USA TODAY has been curating their bestseller list for 20 years now. In looking back at it, they wonder: what does the list say about what we read, and how we read it?
For starters, we sure have changed.
Back then, when USA TODAY began its best-seller lists, "J.K. Rowling was a struggling unknown writer teaching English in Portugal" and "Suzanne Collins was helping to write a children's TV show for Nickelodeon called Clarissa Explains It All." Today, of course, they're household names -- all thanks to books. They have a combined total of 225 million copies in print of their two bestselling series, Harry Potter and The Hunger Games (in case you needed a reminder!).
A lot more has changed in the past 20 years, though. For instance:
- The rise and fall of self-help: "Self-help and other advice titles were big during the first five years (1993-1998) when most books were bought in physical bookstores."
- Children's books shocked the world: "Rowling triggered Dickens-like excitement about reading and demolished the conventional wisdom about children's books in the second era (1999-2008), when online sales grew."

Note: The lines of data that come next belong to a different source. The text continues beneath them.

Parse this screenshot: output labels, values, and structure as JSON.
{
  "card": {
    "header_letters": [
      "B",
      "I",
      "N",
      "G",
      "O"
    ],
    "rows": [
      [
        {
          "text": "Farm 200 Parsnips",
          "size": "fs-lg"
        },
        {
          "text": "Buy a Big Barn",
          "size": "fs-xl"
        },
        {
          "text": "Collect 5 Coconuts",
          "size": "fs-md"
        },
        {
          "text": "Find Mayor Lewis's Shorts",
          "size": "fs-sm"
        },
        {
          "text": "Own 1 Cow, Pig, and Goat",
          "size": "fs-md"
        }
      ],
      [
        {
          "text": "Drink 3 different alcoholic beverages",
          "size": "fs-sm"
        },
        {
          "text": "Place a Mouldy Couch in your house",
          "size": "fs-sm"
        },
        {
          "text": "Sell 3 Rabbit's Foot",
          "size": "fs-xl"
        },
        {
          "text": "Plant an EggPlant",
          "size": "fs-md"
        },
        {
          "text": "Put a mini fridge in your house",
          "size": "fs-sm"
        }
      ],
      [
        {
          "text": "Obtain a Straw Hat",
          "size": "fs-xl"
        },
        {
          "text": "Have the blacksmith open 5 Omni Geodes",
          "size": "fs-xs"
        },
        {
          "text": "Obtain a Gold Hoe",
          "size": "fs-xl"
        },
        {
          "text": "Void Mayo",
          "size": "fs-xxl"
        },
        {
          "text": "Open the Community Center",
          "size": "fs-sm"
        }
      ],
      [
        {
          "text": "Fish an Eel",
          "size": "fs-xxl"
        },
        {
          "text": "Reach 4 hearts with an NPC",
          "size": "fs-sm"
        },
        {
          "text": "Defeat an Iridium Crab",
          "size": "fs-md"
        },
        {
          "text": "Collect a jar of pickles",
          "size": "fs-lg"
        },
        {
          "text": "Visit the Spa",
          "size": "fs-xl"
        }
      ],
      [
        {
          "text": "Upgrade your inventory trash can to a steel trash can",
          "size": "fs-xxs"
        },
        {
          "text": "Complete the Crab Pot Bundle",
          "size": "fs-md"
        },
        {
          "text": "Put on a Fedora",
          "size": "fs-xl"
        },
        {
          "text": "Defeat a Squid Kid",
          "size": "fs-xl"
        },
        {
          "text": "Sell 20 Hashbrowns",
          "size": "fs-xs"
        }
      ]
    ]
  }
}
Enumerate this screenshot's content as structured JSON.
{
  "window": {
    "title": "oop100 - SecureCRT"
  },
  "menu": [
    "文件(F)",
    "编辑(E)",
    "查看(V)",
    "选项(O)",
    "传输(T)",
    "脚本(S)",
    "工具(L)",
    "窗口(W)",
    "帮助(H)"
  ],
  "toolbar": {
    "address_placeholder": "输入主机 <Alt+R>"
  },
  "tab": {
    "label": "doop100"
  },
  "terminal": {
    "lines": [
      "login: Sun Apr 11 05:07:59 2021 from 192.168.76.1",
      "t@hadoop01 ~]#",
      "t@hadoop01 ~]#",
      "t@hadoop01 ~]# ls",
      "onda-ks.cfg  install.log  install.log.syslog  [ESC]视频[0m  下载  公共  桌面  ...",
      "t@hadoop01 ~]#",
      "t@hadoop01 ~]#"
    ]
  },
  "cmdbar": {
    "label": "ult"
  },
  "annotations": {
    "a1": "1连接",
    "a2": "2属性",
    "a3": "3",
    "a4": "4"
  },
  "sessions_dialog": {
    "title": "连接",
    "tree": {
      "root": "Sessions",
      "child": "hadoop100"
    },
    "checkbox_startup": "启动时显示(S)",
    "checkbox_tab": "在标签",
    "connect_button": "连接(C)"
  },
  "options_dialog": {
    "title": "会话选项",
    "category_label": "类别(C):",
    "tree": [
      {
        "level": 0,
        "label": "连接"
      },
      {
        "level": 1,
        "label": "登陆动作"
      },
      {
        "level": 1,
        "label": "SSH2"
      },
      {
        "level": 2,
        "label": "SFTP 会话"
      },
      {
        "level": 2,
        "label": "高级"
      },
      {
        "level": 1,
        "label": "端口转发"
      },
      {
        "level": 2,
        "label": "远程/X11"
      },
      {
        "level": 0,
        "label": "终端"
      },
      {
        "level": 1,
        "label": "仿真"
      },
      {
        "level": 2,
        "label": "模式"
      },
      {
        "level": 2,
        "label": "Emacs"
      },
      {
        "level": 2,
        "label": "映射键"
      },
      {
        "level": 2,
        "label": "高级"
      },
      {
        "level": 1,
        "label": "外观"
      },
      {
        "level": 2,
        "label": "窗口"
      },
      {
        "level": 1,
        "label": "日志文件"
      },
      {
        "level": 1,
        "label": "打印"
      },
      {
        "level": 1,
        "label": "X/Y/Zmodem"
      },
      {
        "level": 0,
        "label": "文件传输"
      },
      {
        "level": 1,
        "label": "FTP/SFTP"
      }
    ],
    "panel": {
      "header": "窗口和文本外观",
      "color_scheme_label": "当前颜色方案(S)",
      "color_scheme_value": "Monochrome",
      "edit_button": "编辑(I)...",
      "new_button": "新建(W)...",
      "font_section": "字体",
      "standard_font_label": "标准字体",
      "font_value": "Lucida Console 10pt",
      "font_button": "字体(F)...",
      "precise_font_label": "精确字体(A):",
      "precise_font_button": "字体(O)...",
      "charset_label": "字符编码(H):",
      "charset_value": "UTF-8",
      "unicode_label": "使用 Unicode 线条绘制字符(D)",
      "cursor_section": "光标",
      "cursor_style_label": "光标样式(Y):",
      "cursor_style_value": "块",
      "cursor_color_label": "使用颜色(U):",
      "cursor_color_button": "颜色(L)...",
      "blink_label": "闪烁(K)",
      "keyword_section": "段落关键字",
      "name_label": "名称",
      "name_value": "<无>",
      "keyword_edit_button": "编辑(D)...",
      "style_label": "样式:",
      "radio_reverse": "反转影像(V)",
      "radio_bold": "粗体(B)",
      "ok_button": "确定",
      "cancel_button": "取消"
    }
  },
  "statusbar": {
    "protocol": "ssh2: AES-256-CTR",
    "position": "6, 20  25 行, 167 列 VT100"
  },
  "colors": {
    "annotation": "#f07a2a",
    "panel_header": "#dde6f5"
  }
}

- Unexpected genres and formats: "Since 2009, fiction (as a percentage of best sellers) has risen to all-time highs and erotica went mainstream as e-books became the fastest growing part of the market."
The story highlights Harry Potter as part of the "British kids' books" trend, noting how "Rowling's boy wizard zapped" the notion that kids' books had limited market appeal.
"Rowling reinvented the idea of a series," Scholastic's president and CEO Dick Robinson told USA TODAY. "Young kids love to read the same stories over and over again and older kids love to read new versions of the characters they know. What J.K. did so brilliantly was to age the characters in her books, so her readers grew up with them as the books became more complex."
Check out the whole story, and an awesome slidehow featuring some familiar photos, right here.
How would you say your reading has changed over the past two decades?